> **About this task**:
Line count for the string "icon": state how many lines in the records below hold it, giving only the number.

> **Entries from a dataset of interfaces**:
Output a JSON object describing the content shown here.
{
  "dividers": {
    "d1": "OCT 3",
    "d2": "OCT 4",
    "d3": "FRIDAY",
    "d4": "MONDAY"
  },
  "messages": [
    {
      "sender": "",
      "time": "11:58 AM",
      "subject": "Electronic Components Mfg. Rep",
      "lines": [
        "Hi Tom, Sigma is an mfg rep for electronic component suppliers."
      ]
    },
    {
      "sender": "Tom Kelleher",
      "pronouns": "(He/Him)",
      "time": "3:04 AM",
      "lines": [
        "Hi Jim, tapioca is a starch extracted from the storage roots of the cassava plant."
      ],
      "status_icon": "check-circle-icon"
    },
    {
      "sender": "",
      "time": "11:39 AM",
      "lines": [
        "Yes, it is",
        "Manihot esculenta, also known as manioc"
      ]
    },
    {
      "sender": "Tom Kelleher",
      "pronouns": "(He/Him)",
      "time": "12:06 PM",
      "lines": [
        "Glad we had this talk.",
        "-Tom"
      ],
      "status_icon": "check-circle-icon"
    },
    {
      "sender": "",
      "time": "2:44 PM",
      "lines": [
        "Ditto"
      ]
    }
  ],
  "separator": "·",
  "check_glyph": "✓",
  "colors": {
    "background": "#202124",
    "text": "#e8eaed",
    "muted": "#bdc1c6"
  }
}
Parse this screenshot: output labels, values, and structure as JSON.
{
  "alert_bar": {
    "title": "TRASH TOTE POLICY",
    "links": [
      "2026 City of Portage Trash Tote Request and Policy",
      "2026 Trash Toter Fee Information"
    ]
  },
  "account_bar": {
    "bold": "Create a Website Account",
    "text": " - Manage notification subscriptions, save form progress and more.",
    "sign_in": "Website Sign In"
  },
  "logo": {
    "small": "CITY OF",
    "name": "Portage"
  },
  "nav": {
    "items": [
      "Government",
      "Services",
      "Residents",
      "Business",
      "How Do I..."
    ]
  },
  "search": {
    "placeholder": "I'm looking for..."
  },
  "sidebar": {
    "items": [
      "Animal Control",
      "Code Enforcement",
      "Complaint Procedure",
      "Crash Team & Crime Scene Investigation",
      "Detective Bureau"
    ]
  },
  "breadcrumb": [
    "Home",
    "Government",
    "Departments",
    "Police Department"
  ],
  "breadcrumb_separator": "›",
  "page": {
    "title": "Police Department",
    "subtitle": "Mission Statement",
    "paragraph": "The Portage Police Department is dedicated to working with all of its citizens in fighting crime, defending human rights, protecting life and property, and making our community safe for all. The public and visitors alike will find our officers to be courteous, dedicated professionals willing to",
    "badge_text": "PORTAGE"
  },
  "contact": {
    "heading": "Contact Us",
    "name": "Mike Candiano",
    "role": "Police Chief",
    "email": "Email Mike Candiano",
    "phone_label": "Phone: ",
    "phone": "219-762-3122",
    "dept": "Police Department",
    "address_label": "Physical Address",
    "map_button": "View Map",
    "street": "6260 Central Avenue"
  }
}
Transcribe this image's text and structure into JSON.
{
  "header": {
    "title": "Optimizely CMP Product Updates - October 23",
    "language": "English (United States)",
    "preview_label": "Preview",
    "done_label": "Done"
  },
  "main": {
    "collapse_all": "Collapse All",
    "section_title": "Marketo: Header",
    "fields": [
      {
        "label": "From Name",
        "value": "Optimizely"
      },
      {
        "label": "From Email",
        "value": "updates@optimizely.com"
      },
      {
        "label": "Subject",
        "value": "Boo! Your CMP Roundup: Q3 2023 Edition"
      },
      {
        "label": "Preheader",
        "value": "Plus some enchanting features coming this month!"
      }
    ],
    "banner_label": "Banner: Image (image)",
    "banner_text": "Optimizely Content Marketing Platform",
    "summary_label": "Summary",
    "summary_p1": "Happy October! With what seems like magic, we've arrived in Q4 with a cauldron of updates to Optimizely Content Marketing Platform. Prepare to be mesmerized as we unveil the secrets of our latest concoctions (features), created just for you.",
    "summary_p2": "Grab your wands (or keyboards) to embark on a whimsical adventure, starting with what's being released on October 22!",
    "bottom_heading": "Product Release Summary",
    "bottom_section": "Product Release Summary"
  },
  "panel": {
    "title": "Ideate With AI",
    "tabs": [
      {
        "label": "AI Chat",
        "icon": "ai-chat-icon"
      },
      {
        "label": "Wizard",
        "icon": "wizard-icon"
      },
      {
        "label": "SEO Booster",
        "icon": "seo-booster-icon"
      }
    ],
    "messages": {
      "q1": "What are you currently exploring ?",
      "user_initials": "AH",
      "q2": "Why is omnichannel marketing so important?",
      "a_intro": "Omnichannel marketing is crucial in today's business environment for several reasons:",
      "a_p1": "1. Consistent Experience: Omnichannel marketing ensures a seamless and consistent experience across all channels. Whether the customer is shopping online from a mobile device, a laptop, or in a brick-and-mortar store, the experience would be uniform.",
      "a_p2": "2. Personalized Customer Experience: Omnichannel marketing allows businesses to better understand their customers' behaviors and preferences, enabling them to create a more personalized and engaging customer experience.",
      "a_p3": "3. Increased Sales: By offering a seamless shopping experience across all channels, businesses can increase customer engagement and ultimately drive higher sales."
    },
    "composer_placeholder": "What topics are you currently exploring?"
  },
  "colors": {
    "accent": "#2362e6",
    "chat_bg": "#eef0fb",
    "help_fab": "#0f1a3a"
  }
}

> **The completed task**:
5